Assignment — Which lines of the data below hold "ATTACKER"? Copy each of them.

Data supplied —
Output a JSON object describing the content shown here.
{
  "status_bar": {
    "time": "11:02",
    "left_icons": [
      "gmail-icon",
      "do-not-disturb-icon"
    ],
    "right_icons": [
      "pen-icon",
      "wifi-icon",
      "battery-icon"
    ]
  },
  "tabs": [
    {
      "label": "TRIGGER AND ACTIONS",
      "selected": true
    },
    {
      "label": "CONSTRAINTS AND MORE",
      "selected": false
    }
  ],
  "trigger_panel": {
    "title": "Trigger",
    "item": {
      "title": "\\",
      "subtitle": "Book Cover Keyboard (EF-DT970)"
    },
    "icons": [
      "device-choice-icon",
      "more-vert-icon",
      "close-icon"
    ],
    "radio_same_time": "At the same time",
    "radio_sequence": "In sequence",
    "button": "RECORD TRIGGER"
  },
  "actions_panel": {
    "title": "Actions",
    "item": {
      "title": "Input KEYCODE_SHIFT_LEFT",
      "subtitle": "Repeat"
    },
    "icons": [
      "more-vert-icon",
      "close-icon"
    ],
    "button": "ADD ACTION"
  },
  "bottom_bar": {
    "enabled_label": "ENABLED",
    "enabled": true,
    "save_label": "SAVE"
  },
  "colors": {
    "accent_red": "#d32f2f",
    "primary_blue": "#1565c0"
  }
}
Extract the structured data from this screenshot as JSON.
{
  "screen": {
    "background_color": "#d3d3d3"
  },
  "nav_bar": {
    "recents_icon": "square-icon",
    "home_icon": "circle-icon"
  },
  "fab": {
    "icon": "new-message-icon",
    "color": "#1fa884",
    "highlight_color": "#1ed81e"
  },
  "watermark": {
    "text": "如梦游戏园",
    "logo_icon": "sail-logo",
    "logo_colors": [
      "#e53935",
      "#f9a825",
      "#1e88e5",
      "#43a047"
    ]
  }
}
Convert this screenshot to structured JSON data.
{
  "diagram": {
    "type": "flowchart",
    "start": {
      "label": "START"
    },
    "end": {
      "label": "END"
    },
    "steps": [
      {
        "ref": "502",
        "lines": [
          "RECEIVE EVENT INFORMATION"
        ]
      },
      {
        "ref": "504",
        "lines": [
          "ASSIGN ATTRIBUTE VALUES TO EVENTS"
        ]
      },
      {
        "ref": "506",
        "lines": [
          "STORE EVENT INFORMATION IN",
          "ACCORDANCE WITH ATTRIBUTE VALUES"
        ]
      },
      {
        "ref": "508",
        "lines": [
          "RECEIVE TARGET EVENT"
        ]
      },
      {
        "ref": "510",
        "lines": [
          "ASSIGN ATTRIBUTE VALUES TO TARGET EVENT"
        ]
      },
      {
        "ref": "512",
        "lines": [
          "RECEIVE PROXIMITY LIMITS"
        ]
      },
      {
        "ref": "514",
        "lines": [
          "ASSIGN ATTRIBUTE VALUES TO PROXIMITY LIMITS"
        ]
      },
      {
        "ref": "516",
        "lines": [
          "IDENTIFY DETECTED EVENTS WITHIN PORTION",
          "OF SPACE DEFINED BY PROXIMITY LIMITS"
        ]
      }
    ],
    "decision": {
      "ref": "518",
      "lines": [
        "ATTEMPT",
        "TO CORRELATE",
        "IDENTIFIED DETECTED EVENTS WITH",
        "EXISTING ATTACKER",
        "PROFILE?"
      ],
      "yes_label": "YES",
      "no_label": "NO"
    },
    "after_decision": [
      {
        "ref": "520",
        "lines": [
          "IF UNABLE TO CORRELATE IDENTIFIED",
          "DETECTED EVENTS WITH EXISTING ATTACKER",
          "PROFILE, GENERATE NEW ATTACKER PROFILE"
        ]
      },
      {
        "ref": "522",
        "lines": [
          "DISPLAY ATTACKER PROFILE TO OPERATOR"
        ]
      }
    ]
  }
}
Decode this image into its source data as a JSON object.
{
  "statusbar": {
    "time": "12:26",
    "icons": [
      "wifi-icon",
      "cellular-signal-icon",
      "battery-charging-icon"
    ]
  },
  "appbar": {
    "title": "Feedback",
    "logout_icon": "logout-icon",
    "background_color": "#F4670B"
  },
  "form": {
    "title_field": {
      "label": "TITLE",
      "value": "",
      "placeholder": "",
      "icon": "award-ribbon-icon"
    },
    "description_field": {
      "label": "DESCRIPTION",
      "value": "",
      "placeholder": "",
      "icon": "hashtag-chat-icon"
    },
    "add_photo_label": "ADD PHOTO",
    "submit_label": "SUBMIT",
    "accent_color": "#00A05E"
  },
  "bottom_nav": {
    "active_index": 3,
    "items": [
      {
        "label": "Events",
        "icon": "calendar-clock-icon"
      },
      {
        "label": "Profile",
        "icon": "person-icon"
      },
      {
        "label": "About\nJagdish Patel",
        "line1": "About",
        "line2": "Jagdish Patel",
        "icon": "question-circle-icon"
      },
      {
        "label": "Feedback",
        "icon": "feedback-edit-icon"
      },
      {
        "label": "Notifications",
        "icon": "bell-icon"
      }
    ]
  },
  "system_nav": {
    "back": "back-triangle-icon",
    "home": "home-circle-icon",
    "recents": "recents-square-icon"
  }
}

Solution —
        "EXISTING ATTACKER",
          "DETECTED EVENTS WITH EXISTING ATTACKER",
          "PROFILE, GENERATE NEW ATTACKER PROFILE"
          "DISPLAY ATTACKER PROFILE TO OPERATOR"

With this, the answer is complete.